**WORK TO COMPLETE**
Emit the entire listing verbatim.

**DATA EXTRACT**
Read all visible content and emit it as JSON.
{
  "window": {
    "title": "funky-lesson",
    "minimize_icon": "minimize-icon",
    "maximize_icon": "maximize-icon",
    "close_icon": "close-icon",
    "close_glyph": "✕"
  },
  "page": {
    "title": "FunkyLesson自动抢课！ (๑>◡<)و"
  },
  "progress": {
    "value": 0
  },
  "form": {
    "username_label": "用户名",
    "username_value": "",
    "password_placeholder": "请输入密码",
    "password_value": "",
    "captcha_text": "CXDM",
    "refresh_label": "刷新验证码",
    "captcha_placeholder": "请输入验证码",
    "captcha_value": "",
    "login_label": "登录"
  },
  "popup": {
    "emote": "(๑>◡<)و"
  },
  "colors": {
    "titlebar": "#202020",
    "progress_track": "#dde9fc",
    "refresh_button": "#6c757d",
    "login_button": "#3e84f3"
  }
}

**RESPONSE TO THIS EXERCISE**
Read all visible content and emit it as JSON.
{
  "window": {
    "title": "funky-lesson",
    "minimize_icon": "minimize-icon",
    "maximize_icon": "maximize-icon",
    "close_icon": "close-icon",
    "close_glyph": "✕"
  },
  "page": {
    "title": "FunkyLesson自动抢课！ (๑>◡<)و"
  },
  "progress": {
    "value": 0
  },
  "form": {
    "username_label": "用户名",
    "username_value": "",
    "password_placeholder": "请输入密码",
    "password_value": "",
    "captcha_text": "CXDM",
    "refresh_label": "刷新验证码",
    "captcha_placeholder": "请输入验证码",
    "captcha_value": "",
    "login_label": "登录"
  },
  "popup": {
    "emote": "(๑>◡<)و"
  },
  "colors": {
    "titlebar": "#202020",
    "progress_track": "#dde9fc",
    "refresh_button": "#6c757d",
    "login_button": "#3e84f3"
  }
}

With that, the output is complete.